Giggs should have replaced Sir Alex at Man Utd, says Meulensteen
Rene Meulensteen believes Manchester United would be in a much brigher situation today had they appointed Ryan Giggs as Sir Alex Ferguson's successor in 2013.
The legendary Scottish manager left Old Trafford after 26 years in charge and chose former Everton boss David Moyes as his replacement, but his compatriot was sacked within a year.
Giggs took over on a caretaker basis before Louis van Gaal was brought in after the 2014 World Cup, only to be pushed out two years later.
As the pressure builds around Jose Mourinho, now in his third year with the club, the Red Devils are still hoping to claw their way back up to the level of reigning Premier League champions Manchester City.
And Meulensteen, who was a coach at United towards the end of Ferguson's era, says they could have maintained the stability and made the transition easier had they made the brave choice of handing club icon Giggs the top job.
"At United there was stability and continuity. Ferguson, David Gill, the Glazers. It was working like clockwork," he told Evening Standard.
"So there was another way of doing it, which was basically bringing somebody from within. Then Ferguson could've managed his departure in a different way.
"He could've faded into the background over time and helped with this important transition, obtaining a consultancy role.
"Knowing that Ryan Giggs was keen on stepping into coaching - he was doing his licenses - he knew United inside out. The culture, the identity - he knows everything
"Plus with us [in Ferguson's backroom staff] being around there, plus Ferguson still being there, that could've been an ideal scenario.
"That is just a different way, a different strategy, which I think could've worked.
"Bringing somebody from the outside, I knew straight away that it wouldn't matter who it would've been. But obviously for David Moyes it was a massive step up because he's never played, never worked on a similar level.
"If they would've said we want to bring in Mourinho then, or Carlo Ancelotti or Pep Guardiola or Jupp Heynckes, who have worked at Real Madrid, Barcelona, Bayern Munich, they wouldn't be fazed.
"They know what's expected of the club. They would've respected and understood the importance of the 26-year tenure of Ferguson.
"What has happened is it's ended up in a very erratic period, which still hasn't settled."

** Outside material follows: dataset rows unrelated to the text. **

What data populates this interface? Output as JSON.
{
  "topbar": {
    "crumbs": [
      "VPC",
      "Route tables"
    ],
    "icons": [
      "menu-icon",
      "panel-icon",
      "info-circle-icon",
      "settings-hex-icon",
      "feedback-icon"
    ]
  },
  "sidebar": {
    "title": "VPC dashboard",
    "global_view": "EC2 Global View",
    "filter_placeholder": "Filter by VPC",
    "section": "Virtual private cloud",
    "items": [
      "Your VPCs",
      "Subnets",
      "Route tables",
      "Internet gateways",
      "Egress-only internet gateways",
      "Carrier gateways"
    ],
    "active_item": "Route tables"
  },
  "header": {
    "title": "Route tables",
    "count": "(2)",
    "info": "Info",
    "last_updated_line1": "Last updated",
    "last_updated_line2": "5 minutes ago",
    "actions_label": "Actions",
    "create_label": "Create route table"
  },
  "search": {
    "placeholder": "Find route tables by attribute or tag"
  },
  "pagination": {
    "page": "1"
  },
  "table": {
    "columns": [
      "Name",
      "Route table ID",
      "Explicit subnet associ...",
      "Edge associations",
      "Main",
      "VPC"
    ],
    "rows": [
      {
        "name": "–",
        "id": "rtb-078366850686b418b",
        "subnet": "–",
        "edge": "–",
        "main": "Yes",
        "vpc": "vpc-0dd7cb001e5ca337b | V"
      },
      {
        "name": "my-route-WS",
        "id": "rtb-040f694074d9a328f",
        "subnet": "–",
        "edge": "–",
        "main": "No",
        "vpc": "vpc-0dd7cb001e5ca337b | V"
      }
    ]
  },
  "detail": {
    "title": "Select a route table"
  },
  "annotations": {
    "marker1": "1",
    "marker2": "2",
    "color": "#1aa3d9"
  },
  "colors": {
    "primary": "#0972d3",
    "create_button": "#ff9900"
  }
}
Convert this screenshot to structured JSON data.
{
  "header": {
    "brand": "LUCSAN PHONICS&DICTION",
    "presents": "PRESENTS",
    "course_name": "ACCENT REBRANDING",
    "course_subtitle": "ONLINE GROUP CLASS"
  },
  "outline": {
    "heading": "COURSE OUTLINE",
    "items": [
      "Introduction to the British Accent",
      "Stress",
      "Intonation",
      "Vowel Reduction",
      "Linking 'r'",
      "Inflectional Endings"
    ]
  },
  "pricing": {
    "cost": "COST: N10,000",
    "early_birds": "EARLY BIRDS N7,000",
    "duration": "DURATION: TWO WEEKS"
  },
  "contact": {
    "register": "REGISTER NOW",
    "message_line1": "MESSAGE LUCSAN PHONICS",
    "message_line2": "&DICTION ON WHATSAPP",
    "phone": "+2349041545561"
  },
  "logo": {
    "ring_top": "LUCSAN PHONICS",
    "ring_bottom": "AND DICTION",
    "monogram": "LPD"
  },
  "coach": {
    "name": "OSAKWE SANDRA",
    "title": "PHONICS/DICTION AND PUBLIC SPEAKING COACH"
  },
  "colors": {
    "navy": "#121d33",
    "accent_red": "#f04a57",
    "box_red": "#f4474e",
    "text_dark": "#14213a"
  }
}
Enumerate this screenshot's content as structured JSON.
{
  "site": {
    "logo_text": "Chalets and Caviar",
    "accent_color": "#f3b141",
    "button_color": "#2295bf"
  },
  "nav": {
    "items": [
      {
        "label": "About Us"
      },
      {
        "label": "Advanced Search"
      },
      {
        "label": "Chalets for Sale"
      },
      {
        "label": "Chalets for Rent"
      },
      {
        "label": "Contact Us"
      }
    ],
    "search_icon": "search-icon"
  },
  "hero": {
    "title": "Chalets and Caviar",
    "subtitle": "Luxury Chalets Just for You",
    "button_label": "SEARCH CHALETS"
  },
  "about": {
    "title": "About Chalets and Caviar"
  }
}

And although the Dutchman sees the quality of current coach Mourinho, he feels teams like United need to be more adventurous than the Portuguese allows them to be.
"Mourinho is pragmatic, he's calculated, there's not so much unpredictability.
"He organises his teams very well. He wants to make sure he nullifies the strengths of the opposition, doesn't give anything away. Going forward, he exploits the weaknesses of the opposition.
"You look at what he's done as a manager and you can't knock him. Every manager has got his own blueprint, but it's different to what we were used to with Sir Alex and it's also different from Pep Guardiola and Jurgen Klopp.
"They have all got a belief and an element that football needs to be played also to entertain the crowd. They have an obligation. People come to see football, they pay a lot of money."